When translating, users have to correct some terms that are not properly translated by the Machine Translation (MT) service. For example, when translating John Carpenter article, the director's surname can be translated into whichever term is used in the local language for the "carpenter" profession. Since an article is about a specific topic there are chances that those mistakes need to be fixed by our users again and again.
From our user testing sessions we have observed that while fixing it the first time is reasonable, users were negatively surprised that the system didn't learnt the lesson for the next time.
While improving MT services is probably out of the scope for the project, it may be worth it to think in ways CX can save the user time in that process of correction. Some of these mechanisms can be also useful when there is no MT at all acting like a very basic (maybe at word level) MT-like system based on what you have already translated.
- Keep track of user corrections on MT that happens repeatedly. We need to decide how many times, how many words and how long they should be to consider them a correction.
- Replace previous corrections when a paragraph is added if the corrected word is found.
- Provide a way for users to switch among the alternatives (which include the MT proposed term and the one used in previous corrections).
- Learn from the use of the alternatives to decide whether to apply corrections automatically or just suggest them.

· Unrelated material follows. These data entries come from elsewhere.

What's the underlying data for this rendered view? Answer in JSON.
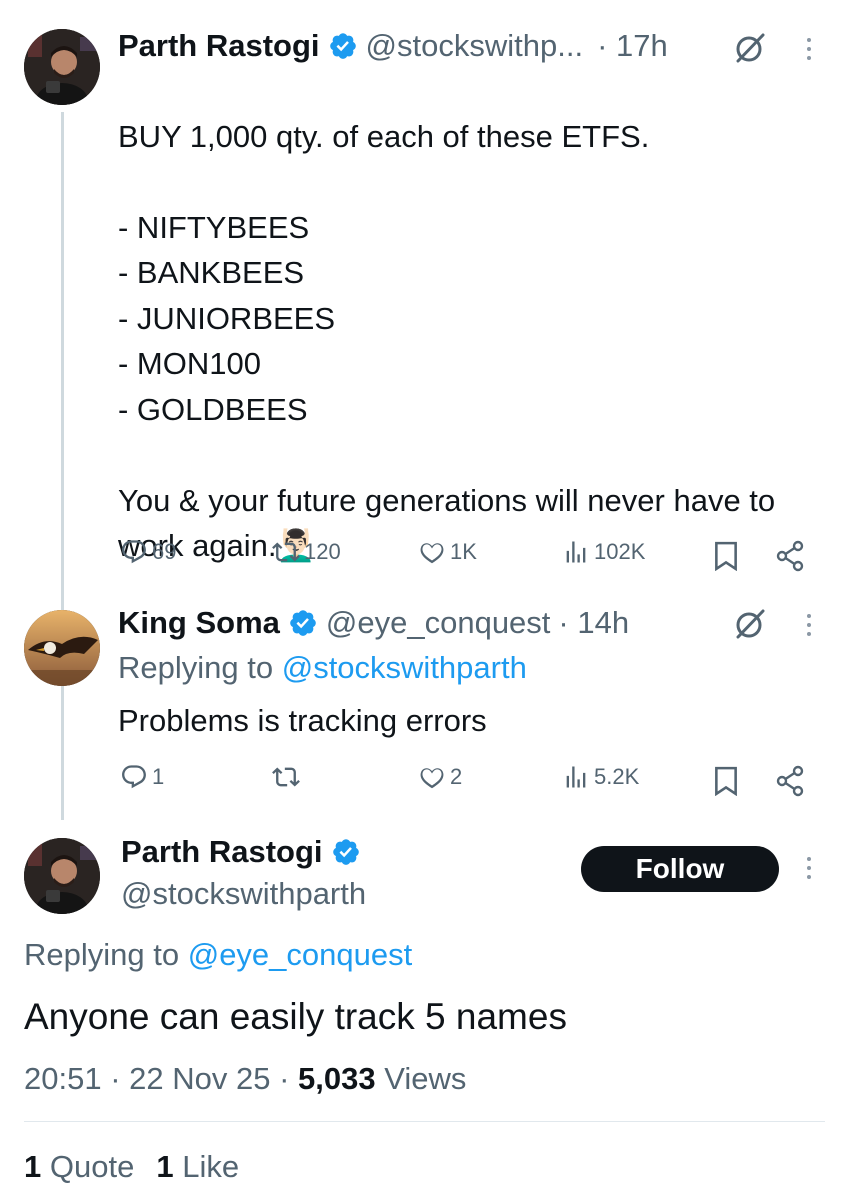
{
  "tweet1": {
    "name": "Parth Rastogi",
    "handle": "@stockswithp...",
    "time": "· 17h",
    "body": "BUY 1,000 qty. of each of these ETFS.\n\n- NIFTYBEES\n- BANKBEES\n- JUNIORBEES\n- MON100\n- GOLDBEES\n\nYou & your future generations will never have to work again.",
    "emoji": "💆🏻‍♂️",
    "actions": {
      "replies": "69",
      "retweets": "120",
      "likes": "1K",
      "views": "102K"
    }
  },
  "tweet2": {
    "name": "King Soma",
    "handle": "@eye_conquest",
    "time": "· 14h",
    "replying_prefix": "Replying to ",
    "replying_to": "@stockswithparth",
    "body": "Problems is tracking errors",
    "actions": {
      "replies": "1",
      "retweets": "",
      "likes": "2",
      "views": "5.2K"
    }
  },
  "main": {
    "name": "Parth Rastogi",
    "handle": "@stockswithparth",
    "follow_label": "Follow",
    "replying_prefix": "Replying to ",
    "replying_to": "@eye_conquest",
    "body": "Anyone can easily track 5 names",
    "time": "20:51",
    "date": "22 Nov 25",
    "views_count": "5,033",
    "views_label": "Views",
    "quotes_count": "1",
    "quotes_label": "Quote",
    "likes_count": "1",
    "likes_label": "Like"
  },
  "colors": {
    "accent": "#1d9bf0",
    "text": "#0f1419",
    "muted": "#536471",
    "verified": "#1d9bf0"
  }
}
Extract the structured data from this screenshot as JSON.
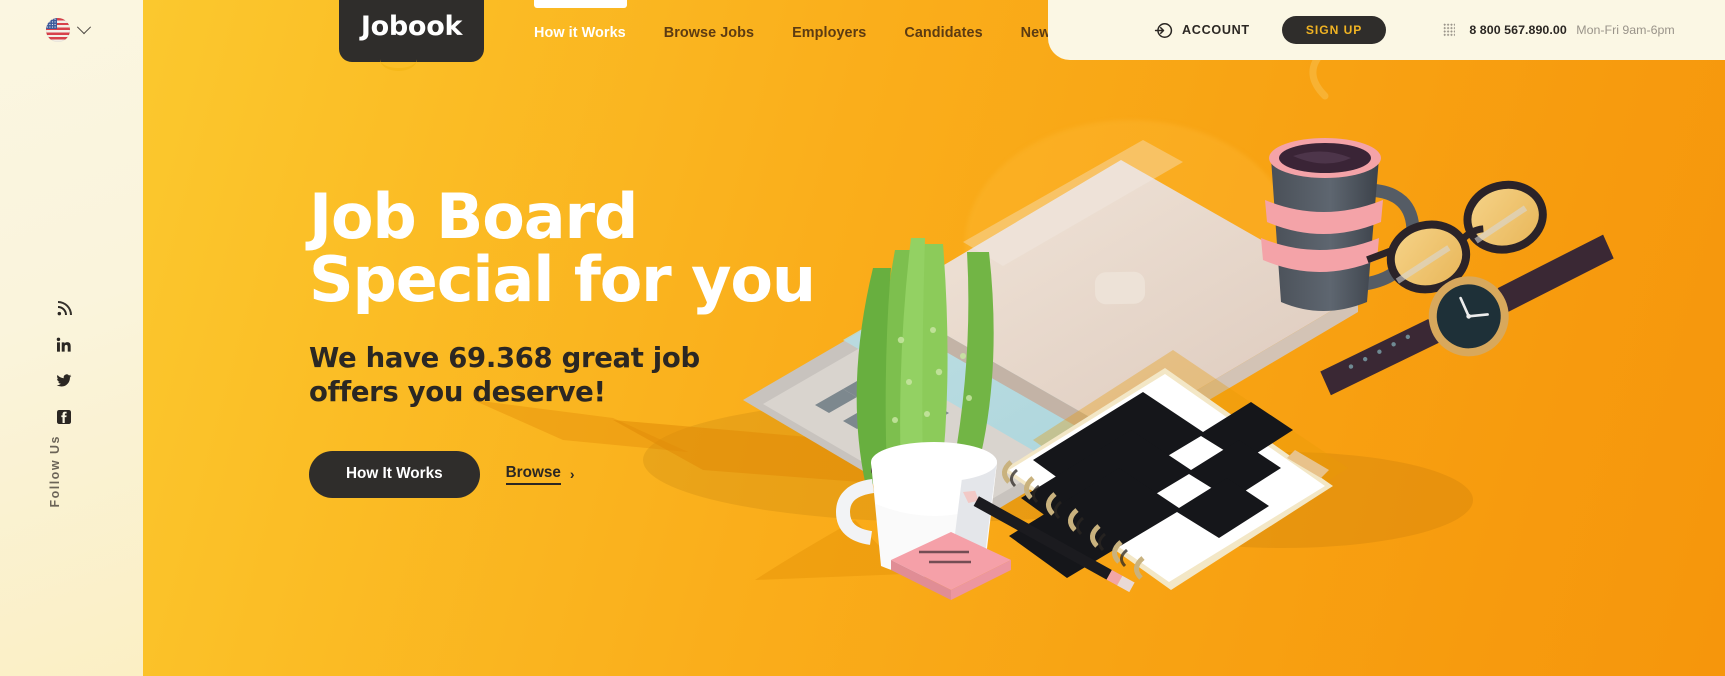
{
  "brand": {
    "name": "Jobook",
    "logo_icon": "jobook-smile-logo"
  },
  "language": {
    "current": "US",
    "flag_icon": "us-flag-icon",
    "chevron_icon": "chevron-down-icon"
  },
  "nav": {
    "items": [
      {
        "label": "How it Works",
        "active": true
      },
      {
        "label": "Browse Jobs",
        "active": false
      },
      {
        "label": "Employers",
        "active": false
      },
      {
        "label": "Candidates",
        "active": false
      },
      {
        "label": "News",
        "active": false
      }
    ]
  },
  "header": {
    "account_label": "ACCOUNT",
    "account_icon": "login-arrow-icon",
    "signup_label": "SIGN UP",
    "grid_icon": "dot-grid-icon",
    "phone_number": "8 800 567.890.00",
    "phone_hours": "Mon-Fri 9am-6pm"
  },
  "hero": {
    "title_line1": "Job Board",
    "title_line2": "Special for you",
    "subtitle_line1": "We have 69.368 great job",
    "subtitle_line2": "offers you deserve!",
    "primary_cta": "How It Works",
    "secondary_cta": "Browse",
    "secondary_cta_icon": "chevron-right-icon",
    "job_count": "69.368"
  },
  "social": {
    "follow_label": "Follow Us",
    "items": [
      {
        "name": "rss-icon",
        "label": "RSS"
      },
      {
        "name": "linkedin-icon",
        "label": "LinkedIn"
      },
      {
        "name": "twitter-icon",
        "label": "Twitter"
      },
      {
        "name": "facebook-icon",
        "label": "Facebook"
      }
    ]
  },
  "illustration": {
    "objects": [
      "laptop",
      "aloe-plant-in-mug",
      "coffee-mug",
      "eyeglasses",
      "wristwatch",
      "chevron-notebook",
      "pencil",
      "sticky-notes"
    ]
  },
  "colors": {
    "gradient_left": "#FBC82E",
    "gradient_right": "#F6960C",
    "ink": "#2F2D2B",
    "cream": "#FBF7E4",
    "accent_yellow": "#F0B323",
    "nav_text": "#5C3B12"
  }
}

We'll illustrate the idea with the example of translating the Los Angeles article from Spanish to English. Since "angeles" means "angels" in Spanish, we'll assume that the MT service is going to translate the name of the city too literally, and the user corrects those in the first paragraph:
|Initial translation with errors||User corrects the first paragraph|
When adding the second paragraph (where the name of the city appears again), the system will replace it automatically from the proposed text by the MT based on the fact that the user has corrected it in previous paragraphs. In addition, the replaced text will be highlighted to communicate the user that a correction was applied automatically. This allows the user to undo the automatic change.
Whether to apply the correction automatically or let the user do it will depend on previous decisions of the user for that word. If the user undoes an alternative that was applied on a paragraph, we can consider not using the replacement word in following paragraphs, and just highlight the MT version to let the user know they can pick an alternative manually. In the example below, the correction is not applied automatically, only suggested for the user to apply:
A first step in this direction is providing alternative for link labels based on the target article title (T197662).